Not just me moving house

After an amazing few weeks with good friends in the Yorkshire Dales, I again found myself in the sunshine cracking open the beehives to see what had been happening inside since I last checked a few weeks ago.

The first thing to report is that Colony 3 has been deserted. This little colony of perhaps only one or two thousand bees had built about two frames worth of wild comb on the roof, leaving the bottom of the nuc untouched. This was a big volume to defend against the wasps we often saw around the nuc, and the wild comb made it near-impossible to inspect. For all we know, the queen may have died. All that was left was three sheaves of rubbery comb, with the honey removed, and a few queen cups on the face of one of them. As a small swarm I doubt they'd have made it through the coming colder months anyway. I left the combs in there for Friday, when we will collect them for a post-mortem. I will also replace the nuc with the full hive in preparation for any late swarms (they are happening this year) and take the nuc off to be cleaned.

Since I had last been to the apiary, Dave had put another super on the hive of Colony 1. It was foundationless, so I was keen to see what they had done with it in the last nine days. Now, it's been said many times before on this blog what chaotic comb those bees build, and considering this they seem to have dealt with the foundationless frames quite well. When I pulled one of the frames out of the box, I could see fifty or so bees dangling from the top of one of them in a beard-like shape. On another two frames, they had built some comb, but it wasn't yet connected to the side of the frame and therefore looked rather precarious. However, they do seem to be taking to the foundationless frames just like in Colony 3.

I am toying with the idea of helping them out with a few frames of foundation in there, but the experimental side of me says no. Despite being very heavy now, the original super box still has about 30% of its volume free, as well as a couple of frames in the main brood body, so the bees can store their honey comfortably in the original space while working on the new foundation.

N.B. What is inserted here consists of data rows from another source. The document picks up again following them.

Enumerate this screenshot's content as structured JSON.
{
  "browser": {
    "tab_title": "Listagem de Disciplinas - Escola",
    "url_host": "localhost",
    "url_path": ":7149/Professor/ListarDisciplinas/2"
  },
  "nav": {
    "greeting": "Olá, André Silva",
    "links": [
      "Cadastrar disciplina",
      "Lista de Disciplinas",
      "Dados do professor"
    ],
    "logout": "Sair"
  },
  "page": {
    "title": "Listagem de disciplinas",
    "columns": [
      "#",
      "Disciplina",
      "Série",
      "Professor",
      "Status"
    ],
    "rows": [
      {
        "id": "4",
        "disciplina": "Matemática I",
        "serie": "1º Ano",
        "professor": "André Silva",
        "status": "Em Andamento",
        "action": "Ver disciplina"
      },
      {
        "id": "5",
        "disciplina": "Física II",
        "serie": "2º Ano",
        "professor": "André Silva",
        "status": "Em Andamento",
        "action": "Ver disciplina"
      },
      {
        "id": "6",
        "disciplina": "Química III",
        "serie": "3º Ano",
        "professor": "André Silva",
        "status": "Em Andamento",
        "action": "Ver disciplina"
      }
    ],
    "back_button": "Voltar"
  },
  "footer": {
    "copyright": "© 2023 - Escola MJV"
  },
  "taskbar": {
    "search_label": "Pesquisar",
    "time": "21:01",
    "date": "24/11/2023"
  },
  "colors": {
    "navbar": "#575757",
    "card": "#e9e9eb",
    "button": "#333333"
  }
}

There's something really interesting about foundationless that makes me want to give it a go, mostly curiosity about how the foundationless comb will look and be organised, I guess. And Dave is of course a convert already.

A lot of honey has been produced by Colony 1 now. The original super is now about 70% full, and weighs a lot. The main brood box isn't short of stores either, with about 3¾ frames storing honey, just under a frame storing pollen, and about 5 frames storing brood. I was relieved to see no sign of EFB, but I would have liked to have seen more eggs. In any case, eggs were present, and brood was there at all stages. I hope that there's enough room for laying — since Dave's intervention I hope that they'll move some stores into the supers and laying will increase, though we do have quite a well-populated hive now.

As is now my habit, I left them 1kg of ApiCandy, since quite a lot had been taken in the last few months. We might be experiencing hot and dry weather now, but you never know when it might rain again.

Finally, I was quite impressed at the extent to which they've developed their defences. A single bee followed me back about 200m through the adjacent field to where I changed out of my bee suit, and, after buzzing around me there, followed again another 200m down the road, trying to get into my wellies to give me a sting. I must've looked funny taking my wellies off at the side of the lane in an effort to not get stung. Ultimately, though, I think we both came away from that encounter unscathed.

Colony ID
Queen seen?
Queen cells
Framefuls of stores
Frames available for brood
Estimated mites
Temper / docility
Feed given
Treatment given
Supers added
C11 cup✔ 5f e4½f + 7sup2f brood, 14f super51kg ApiCandy020°C ☀